**What you should do**
The required output is all lines below that contain the word "this".

(Items from an interface collection)
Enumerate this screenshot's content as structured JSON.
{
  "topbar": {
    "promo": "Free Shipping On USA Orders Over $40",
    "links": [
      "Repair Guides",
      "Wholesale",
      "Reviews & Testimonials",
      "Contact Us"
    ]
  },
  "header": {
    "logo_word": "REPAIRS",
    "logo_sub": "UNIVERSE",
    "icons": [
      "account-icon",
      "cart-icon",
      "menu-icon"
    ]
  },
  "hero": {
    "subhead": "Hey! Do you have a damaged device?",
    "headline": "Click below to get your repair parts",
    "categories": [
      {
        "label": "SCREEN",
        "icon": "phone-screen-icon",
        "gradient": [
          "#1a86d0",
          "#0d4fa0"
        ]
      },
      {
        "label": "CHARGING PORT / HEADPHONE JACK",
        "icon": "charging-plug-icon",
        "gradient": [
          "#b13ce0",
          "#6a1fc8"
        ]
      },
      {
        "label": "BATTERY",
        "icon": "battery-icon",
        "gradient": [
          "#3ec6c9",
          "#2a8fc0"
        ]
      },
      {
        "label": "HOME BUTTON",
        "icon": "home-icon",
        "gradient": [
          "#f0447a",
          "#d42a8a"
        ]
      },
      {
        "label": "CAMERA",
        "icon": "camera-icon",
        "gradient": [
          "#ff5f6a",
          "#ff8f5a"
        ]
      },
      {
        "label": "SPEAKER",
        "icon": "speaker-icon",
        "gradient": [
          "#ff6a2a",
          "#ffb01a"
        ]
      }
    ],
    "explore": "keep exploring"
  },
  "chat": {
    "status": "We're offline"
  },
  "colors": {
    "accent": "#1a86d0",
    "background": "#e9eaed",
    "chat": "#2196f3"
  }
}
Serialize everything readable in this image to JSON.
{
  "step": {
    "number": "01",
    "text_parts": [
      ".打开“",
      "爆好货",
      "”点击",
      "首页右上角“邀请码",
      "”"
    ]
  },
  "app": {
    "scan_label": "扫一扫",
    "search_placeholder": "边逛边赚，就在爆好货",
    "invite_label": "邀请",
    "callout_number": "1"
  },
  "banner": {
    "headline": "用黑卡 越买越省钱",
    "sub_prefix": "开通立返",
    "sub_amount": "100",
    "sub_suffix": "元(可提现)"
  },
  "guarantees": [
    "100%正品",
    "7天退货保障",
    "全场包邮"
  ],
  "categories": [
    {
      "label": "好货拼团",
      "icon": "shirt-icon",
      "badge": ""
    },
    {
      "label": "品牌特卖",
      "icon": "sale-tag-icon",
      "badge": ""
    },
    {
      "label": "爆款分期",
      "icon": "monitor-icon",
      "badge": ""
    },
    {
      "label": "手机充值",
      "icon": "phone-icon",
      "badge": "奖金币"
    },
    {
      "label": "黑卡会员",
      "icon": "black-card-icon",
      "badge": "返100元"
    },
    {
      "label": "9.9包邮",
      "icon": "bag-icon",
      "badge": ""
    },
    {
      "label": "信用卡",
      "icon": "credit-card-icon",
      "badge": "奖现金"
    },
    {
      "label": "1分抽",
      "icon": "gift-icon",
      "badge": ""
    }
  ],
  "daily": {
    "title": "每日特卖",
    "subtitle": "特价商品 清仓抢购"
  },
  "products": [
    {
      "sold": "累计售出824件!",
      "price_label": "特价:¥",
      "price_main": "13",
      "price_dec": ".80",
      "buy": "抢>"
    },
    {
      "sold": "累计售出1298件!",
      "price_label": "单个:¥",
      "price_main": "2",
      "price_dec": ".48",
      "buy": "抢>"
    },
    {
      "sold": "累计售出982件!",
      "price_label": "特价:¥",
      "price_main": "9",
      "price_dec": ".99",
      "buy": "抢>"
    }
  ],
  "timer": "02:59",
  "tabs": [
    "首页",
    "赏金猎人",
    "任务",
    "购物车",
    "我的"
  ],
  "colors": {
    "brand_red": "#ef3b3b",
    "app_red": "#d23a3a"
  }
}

**Answer to the exercise**
Enumerate this screenshot's content as structured JSON.
Serialize everything readable in this image to JSON.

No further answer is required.